Other suggestions from Verrett? Inquire about loss of income, how many months this covers and what it covers (his is for six months and also covers operating/carrying costs). And get very specific, he advises.
“We had a case where we had spoilage because of a loss of utilities,” he recalls. “We thought we had coverage for this but because the utility loss happened down the street and not at the restaurant, we weren’t covered. So make sure the policy covers any loss of utility, even off-premise.”
Operators should also ask their brokers to recommend coverage they may not have but could need, says Downey. This can include employment practices liability, network security, umbrella excess liability, foodborne illness and earthquake and flood. “Operators should also verify the broker is using correct delivery sales to avoid a potential claims issue in the event of a serious claim,” she adds.

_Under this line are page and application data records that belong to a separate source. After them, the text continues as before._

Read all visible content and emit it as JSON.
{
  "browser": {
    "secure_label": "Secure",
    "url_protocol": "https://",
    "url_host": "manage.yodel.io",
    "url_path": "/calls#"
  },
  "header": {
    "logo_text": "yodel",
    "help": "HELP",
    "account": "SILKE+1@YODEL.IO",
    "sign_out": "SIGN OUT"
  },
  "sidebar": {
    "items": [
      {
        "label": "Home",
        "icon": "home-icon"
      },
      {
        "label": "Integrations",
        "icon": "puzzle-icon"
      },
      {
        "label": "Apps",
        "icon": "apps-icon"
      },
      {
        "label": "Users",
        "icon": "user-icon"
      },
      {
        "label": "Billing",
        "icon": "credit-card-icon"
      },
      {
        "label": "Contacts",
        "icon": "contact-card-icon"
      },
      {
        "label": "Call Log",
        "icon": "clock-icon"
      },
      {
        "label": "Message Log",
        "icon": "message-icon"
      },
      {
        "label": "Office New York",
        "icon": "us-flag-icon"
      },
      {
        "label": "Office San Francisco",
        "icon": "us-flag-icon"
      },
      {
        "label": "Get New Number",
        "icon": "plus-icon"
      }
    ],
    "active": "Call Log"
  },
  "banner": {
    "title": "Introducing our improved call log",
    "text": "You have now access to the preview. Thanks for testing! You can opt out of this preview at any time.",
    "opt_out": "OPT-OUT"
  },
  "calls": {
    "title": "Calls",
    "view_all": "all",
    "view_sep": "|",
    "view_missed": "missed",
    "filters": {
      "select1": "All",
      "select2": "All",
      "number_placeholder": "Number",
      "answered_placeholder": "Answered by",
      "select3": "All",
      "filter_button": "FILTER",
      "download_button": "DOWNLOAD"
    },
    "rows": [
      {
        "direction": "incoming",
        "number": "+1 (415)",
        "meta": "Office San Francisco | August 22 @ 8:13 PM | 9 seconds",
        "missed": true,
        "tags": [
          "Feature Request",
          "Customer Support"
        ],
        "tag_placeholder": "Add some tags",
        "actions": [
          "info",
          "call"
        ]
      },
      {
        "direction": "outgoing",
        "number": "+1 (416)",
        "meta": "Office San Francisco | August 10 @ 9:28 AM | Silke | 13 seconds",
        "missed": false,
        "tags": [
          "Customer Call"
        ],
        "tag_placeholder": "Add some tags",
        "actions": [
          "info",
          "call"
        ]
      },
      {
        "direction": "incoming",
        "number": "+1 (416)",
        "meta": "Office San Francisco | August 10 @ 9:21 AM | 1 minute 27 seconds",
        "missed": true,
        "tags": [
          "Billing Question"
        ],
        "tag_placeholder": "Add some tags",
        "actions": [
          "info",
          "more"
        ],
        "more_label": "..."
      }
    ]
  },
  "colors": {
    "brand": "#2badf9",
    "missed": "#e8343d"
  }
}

Store owners must be forthcoming, says Kiernan. “It’s essential to list all their daily operations and go over each one with the agent to be sure they’re covered for those operations.”
Some items for discussion include:
- If the building is owned or leased, and if leased, the operator’s contractual obligations, says George.
- The full replacement cost values of the building and personal property.
- Total projected sales. If selling alcohol, they need liquor liability coverage and will need to know what percent of sales alcohol comprises.
- What potential loss of income they’d face over a specific timeframe, says Kiernan. “Some policies are paid on actual loss sustained but some aren’t and are a specific limit,” she says.
- Total payroll — this determines the premiums for workers’ compensation coverage, says George.
- If you deliver, do you use company-owned or employee-owned vehicles? asks Kiernan.
As for the likelihood of being over-insured? Don’t worry, it’s very rare, says George. “The limits you purchase are a function of how well you want to sleep at night,” he explains. “The usual question in today’s litigious society is ‘how much is enough?’ ”
Tip: Delivering Liability
“The whole insurance game changes when an operator offers delivery,” says Keith George, managing director of AmWINS Program Underwriters Inc. It’s one thing if a company-owned vehicle is used and insured on the owner’s business auto policy for liability. But employee-owned vehicles are another story. Typically, personal auto policies contain a “business pursuit exclusion,” or will exclude food delivery specifically, he says. If the driver gets into an accident the restaurant operator is on the hook. Consequently, owners should purchase “non-owned auto liability coverage,” says George.
And make sure the limits are sufficient, cautions Cheryl Downey, senior vice president/ principal of EPIC Insurance brokers. She recently advised an operator to increase his one-million-dollar delivery liability policy with an umbrella excess liability policy. He listened; six months later his driver hit and severely injured a bike rider. However, the operator is expected to have adequate coverage. “Accidents can happen even with the best of drivers,” she reminds. “A one-million-dollar limit is no longer adequate.”
Pamela Mills-Senn is a freelancer specializing in writing on topics of interest to all manner of businesses. She is based in Long Beach, California.